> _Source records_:
════════════════

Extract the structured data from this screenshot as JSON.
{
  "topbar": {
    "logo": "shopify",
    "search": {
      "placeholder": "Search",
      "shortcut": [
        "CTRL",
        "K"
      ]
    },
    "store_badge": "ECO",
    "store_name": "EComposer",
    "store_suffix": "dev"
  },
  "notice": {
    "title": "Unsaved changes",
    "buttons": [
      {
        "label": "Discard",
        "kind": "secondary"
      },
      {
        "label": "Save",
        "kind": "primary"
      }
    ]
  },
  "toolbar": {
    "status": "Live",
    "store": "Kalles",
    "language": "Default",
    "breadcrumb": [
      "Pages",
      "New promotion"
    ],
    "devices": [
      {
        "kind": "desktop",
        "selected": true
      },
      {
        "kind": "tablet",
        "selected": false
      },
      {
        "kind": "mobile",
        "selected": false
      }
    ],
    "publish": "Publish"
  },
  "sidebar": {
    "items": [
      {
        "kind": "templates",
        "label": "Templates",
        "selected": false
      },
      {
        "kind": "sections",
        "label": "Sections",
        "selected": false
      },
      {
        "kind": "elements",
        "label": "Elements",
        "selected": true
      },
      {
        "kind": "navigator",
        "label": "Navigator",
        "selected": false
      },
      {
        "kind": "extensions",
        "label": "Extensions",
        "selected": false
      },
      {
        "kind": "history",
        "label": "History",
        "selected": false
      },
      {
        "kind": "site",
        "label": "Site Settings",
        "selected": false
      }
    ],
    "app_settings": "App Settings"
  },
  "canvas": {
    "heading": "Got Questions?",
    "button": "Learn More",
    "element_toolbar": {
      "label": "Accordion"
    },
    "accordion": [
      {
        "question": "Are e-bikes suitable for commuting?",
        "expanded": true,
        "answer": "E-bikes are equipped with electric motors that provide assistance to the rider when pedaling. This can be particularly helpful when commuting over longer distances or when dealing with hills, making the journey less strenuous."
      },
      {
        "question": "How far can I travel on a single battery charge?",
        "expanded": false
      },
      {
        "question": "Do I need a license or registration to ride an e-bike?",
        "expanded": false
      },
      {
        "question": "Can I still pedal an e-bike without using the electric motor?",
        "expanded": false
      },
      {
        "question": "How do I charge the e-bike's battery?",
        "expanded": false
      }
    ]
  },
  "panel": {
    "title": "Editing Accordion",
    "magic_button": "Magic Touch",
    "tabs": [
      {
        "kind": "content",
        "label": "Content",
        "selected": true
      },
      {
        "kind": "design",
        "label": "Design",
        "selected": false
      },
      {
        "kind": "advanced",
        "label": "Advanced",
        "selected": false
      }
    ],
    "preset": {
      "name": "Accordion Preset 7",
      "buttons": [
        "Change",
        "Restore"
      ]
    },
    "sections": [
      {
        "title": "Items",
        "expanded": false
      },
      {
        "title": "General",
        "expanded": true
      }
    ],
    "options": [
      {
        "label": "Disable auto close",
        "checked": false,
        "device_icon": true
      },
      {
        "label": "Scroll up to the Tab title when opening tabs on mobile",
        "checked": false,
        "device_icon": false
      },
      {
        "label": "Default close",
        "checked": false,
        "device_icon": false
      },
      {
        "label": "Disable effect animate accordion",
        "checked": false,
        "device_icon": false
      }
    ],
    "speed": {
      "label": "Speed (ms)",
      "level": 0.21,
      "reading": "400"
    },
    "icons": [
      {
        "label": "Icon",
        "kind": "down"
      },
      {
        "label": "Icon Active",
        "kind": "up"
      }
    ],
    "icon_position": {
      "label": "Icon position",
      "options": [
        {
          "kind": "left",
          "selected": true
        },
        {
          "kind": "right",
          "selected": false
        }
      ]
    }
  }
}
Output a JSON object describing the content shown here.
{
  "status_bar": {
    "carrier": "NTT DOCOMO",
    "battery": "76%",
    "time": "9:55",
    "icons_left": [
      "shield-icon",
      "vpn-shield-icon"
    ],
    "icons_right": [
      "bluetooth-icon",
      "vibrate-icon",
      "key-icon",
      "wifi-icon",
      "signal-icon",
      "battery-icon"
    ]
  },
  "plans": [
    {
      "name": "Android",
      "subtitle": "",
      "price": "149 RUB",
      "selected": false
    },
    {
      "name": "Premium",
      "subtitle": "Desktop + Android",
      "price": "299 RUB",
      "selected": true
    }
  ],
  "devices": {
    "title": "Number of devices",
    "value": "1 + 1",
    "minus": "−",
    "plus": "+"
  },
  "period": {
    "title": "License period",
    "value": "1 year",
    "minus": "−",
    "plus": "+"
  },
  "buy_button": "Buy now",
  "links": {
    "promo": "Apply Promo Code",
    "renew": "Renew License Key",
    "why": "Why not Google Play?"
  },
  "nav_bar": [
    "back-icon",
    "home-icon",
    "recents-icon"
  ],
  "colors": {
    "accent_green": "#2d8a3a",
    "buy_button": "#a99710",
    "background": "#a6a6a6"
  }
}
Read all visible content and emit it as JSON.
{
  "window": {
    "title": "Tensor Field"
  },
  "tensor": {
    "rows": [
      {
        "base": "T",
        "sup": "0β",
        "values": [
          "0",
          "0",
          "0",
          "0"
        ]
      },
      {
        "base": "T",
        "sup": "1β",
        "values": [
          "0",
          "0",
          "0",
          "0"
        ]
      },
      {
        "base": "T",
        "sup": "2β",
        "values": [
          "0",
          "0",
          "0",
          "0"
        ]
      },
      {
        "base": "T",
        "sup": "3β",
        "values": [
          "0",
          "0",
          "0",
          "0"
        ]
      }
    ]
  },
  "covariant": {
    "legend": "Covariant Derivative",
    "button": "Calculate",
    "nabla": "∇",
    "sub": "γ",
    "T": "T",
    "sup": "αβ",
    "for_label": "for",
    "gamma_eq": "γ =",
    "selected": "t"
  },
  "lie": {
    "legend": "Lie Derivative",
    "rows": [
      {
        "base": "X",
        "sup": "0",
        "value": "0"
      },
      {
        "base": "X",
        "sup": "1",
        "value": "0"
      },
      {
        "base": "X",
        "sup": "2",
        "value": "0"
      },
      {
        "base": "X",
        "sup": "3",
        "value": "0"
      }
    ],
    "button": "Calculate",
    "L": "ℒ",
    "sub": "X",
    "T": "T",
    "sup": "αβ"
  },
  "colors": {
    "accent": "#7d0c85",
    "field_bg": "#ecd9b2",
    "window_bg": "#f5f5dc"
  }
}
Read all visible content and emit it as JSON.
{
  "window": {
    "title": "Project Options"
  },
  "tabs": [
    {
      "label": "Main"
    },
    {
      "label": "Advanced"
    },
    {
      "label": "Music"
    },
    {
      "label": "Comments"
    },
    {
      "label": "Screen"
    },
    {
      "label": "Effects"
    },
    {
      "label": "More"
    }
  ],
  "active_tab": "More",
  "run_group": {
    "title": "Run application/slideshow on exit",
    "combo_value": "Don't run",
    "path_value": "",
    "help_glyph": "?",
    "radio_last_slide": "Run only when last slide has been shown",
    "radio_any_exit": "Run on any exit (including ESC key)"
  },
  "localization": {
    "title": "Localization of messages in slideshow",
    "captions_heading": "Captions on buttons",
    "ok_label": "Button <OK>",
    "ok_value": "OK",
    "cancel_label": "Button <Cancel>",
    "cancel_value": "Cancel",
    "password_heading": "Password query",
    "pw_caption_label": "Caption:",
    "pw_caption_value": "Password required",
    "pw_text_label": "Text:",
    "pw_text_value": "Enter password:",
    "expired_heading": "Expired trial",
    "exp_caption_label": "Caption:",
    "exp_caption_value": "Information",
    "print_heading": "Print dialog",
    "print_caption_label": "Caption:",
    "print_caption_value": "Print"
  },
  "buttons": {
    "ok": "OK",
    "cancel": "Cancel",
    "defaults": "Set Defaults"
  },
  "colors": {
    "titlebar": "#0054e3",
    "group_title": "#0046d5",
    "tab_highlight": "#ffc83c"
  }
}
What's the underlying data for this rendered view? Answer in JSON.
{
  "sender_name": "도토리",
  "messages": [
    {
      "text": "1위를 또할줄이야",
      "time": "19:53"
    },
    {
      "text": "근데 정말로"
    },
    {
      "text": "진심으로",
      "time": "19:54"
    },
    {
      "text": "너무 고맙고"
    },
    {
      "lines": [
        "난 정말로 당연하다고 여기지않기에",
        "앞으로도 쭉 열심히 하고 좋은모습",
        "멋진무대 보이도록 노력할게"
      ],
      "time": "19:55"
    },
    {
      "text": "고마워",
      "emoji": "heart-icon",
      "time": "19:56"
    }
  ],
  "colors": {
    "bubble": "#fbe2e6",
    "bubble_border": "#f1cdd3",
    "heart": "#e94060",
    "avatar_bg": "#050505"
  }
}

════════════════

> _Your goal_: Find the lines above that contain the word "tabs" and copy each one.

> _Output of the exercise_:
    "tabs": [
        "label": "Scroll up to the Tab title when opening tabs on mobile",
  "tabs": [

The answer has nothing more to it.